112th United States Colored Infantry (US)

aka: Fifth Arkansas Volunteer Infantry (African Descent)

The 112th United States Colored Infantry was a United States Colored Troops (USCT) regiment formed in Arkansas during the Civil War. Consisting of former slaves, the unit was originally known as the Fifth Arkansas Volunteer Infantry (African Descent).

The arrival of Federal troops in the state in 1862 brought hundreds of former slaves into Union lines. After the Army of the Southwest took the Mississippi River port of Helena (Phillips County), thousands of slaves made their way to the city and to the protection of the Union forces. Taking advantage of this source of manpower, Federal authorities began to organize military units of freedmen in 1863. The First Arkansas Volunteer Infantry Regiment (African Descent) was formed in April 1863 in Helena. Other units soon followed, and after the fall of Little Rock (Pulaski County) to Union forces in September 1863, more units were formed in the city.

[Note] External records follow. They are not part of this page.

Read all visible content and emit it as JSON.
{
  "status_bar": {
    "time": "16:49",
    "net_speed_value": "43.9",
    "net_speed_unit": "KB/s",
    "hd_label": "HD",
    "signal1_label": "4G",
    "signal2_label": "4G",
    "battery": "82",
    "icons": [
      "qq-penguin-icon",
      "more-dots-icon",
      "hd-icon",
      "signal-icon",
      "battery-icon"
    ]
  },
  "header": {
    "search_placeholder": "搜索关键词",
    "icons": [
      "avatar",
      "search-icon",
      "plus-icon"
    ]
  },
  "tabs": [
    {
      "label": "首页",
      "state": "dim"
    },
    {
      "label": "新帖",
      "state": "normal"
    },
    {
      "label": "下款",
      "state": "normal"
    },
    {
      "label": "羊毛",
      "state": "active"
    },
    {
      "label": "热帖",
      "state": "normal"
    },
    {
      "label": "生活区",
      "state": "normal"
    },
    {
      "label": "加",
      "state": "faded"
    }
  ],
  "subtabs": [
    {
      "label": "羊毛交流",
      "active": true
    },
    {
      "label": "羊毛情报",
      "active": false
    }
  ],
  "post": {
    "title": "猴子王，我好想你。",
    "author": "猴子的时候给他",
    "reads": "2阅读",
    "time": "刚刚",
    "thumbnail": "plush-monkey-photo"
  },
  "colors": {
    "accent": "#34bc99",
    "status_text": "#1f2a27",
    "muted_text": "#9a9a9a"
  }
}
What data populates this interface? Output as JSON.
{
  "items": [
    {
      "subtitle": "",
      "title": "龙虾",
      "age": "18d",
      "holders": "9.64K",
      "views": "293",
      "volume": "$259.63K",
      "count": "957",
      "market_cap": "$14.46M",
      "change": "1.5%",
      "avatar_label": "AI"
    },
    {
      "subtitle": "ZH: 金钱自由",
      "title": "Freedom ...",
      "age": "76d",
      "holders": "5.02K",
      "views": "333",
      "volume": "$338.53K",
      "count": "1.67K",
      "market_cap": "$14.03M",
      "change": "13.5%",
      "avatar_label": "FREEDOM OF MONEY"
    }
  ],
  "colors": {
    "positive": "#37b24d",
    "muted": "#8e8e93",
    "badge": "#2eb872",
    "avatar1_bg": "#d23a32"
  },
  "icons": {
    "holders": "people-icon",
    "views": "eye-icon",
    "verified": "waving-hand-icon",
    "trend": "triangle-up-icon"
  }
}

The Fifth Arkansas began recruiting in May 1864. Over the rest of the year, only about 400 men joined the unit—a number substantially lower than the required 1,000 needed to form a complete regiment. The commanding officer of the Fifth Arkansas—which was organized into four companies—was Lieutenant Colonel John G. Gustafson, who previously served in the Third Minnesota Infantry.

The Fifth Arkansas spent most of its time performing physical labor rather than drilling or completing other military duties. When it first began its service, it was not part of a larger brigade. Assigned to the First Division of the Seventh Corps, the regiment’s name was changed to the 112th United States Colored Infantry by August 31, 1864.

The entire term of service for the regiment was spent working on a variety of tasks in Little Rock. Part of the regiment participated in one skirmish near Hickory Station when a train was derailed by Confederate forces. On February 1, 1865, the 112th joined the second brigade of the First Division. This brigade consisted of six USCT units. The 112th never recruited enough men to become a full-strength regiment but did gain an additional company to bring its total to five companies. In order to better manage the unit, the 112th consolidated with the 113th United States Colored Infantry and the Eleventh United States Colored Infantry on April 1, 1865. This regiment was known as 113th USCT (New), and it continued to serve in the Little Rock area until it was disbanded on April 9, 1866.

For additional information:
Gladstone, William. United States Colored Troops, 1863–1867. Gettysburg, PA: Thomas Publications, 1990.

Longacre, Edward G. “Letters from Little Rock of Captain James M. Bowler, 112th United States Colored Troops.” Arkansas Historical Quarterly 40 (Autumn 1981): 235–248.

David Sesser
Henderson State University


    My great-great-grandfather was the captain who was in the skirmish at Hickory Station, and I recently discovered a report from him describing it, which is exciting. Richard Curtis Custard was his name.

    Patrick O'Rourke Yacolt, WA